When we hear about a child killed by a drunk driver, we tend to think of the drunk driver and the child in separate cars. But according to a study recently published in Pediatrics, more than half of children killed in drunk driving-related car crashes are riding in the same car as the drunk driver.
To conduct the study, lead author Dr. Kyran Quinlan and his colleagues analyzed data from the National Highway Traffic Safety Administration (NHTSA). Researchers found that 2,344 children under the age of 15 were killed in drunk driving-related crashes between 2001 and 2010. Even more shocking, 65% were riding with the drunk driver.
Researchers also found that one-third of the drunk drivers were driving without a valid driver’s license at the time of the crash and nearly two-thirds of children riding with drunk drivers were not wearing seatbelts at the time of the crash.
While the NHTSA’s data did show that the number of child passengers killed while riding with a drunk driver decreased by 41% over the 10-year period, the fact remains that drunk driving is a major threat to child passengers, especially when those child passengers are riding in the same car as a drunk driver. But a look at how the rate of children dying in car crashes while riding with drunk drivers varies by state could be the key to reducing drunk driving-related child passenger fatalities.
According to the study, South Dakota, New Mexico, and Mississippi had the highest rates of children dying while riding with a drunk driver while Massachusetts, New York, and New Jersey had the lowest. Those last three states all have DUI child endangerment laws while South Dakota and New Mexico are two of only four states without such a law, according to Mothers Against Drunk Driving (MADD).
The study’s authors hope that states will consider enacting or strengthening their drunk driving laws after looking at the results of the study. In response to the study, MADD also encourages all states to require ignition interlocks for all convicted DUI offenders and to enact DUI child endangerment laws that make driving drunk with a child passenger a felony.
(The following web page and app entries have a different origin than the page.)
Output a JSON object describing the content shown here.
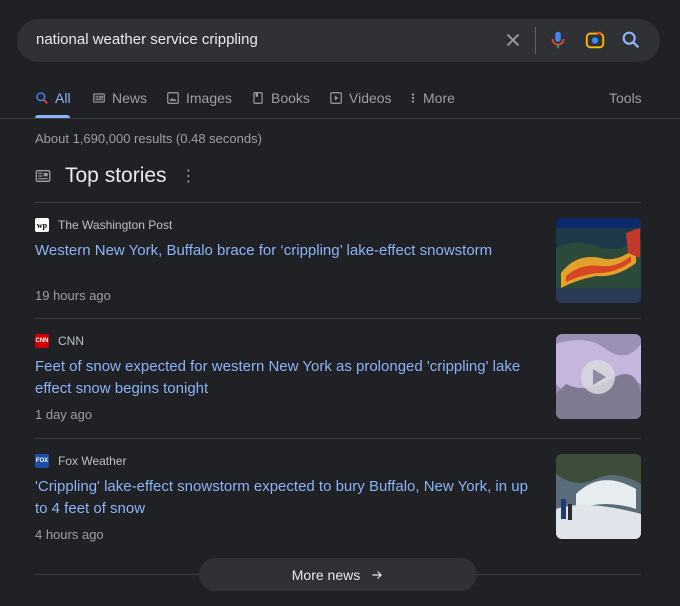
{
  "search": {
    "query": "national weather service crippling"
  },
  "tabs": [
    {
      "label": "All",
      "icon": "search-icon",
      "active": true
    },
    {
      "label": "News",
      "icon": "news-icon"
    },
    {
      "label": "Images",
      "icon": "image-icon"
    },
    {
      "label": "Books",
      "icon": "book-icon"
    },
    {
      "label": "Videos",
      "icon": "video-icon"
    },
    {
      "label": "More",
      "icon": "more-vert-icon"
    }
  ],
  "tools_label": "Tools",
  "result_stats": "About 1,690,000 results (0.48 seconds)",
  "top_stories": {
    "title": "Top stories",
    "stories": [
      {
        "source": "The Washington Post",
        "favicon_text": "wp",
        "headline": "Western New York, Buffalo brace for ‘crippling’ lake-effect snowstorm",
        "time": "19 hours ago"
      },
      {
        "source": "CNN",
        "favicon_text": "CNN",
        "favicon_color": "#cc0000",
        "headline": "Feet of snow expected for western New York as prolonged 'crippling' lake effect snow begins tonight",
        "time": "1 day ago"
      },
      {
        "source": "Fox Weather",
        "favicon_text": "FOX",
        "favicon_color": "#1a4fa3",
        "headline": "'Crippling' lake-effect snowstorm expected to bury Buffalo, New York, in up to 4 feet of snow",
        "time": "4 hours ago"
      }
    ]
  },
  "more_news_label": "More news",
  "colors": {
    "background": "#202124",
    "link": "#8ab4f8",
    "surface": "#303134"
  }
}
Both provisions could reduce drunk driving and protect children from drunk drivers.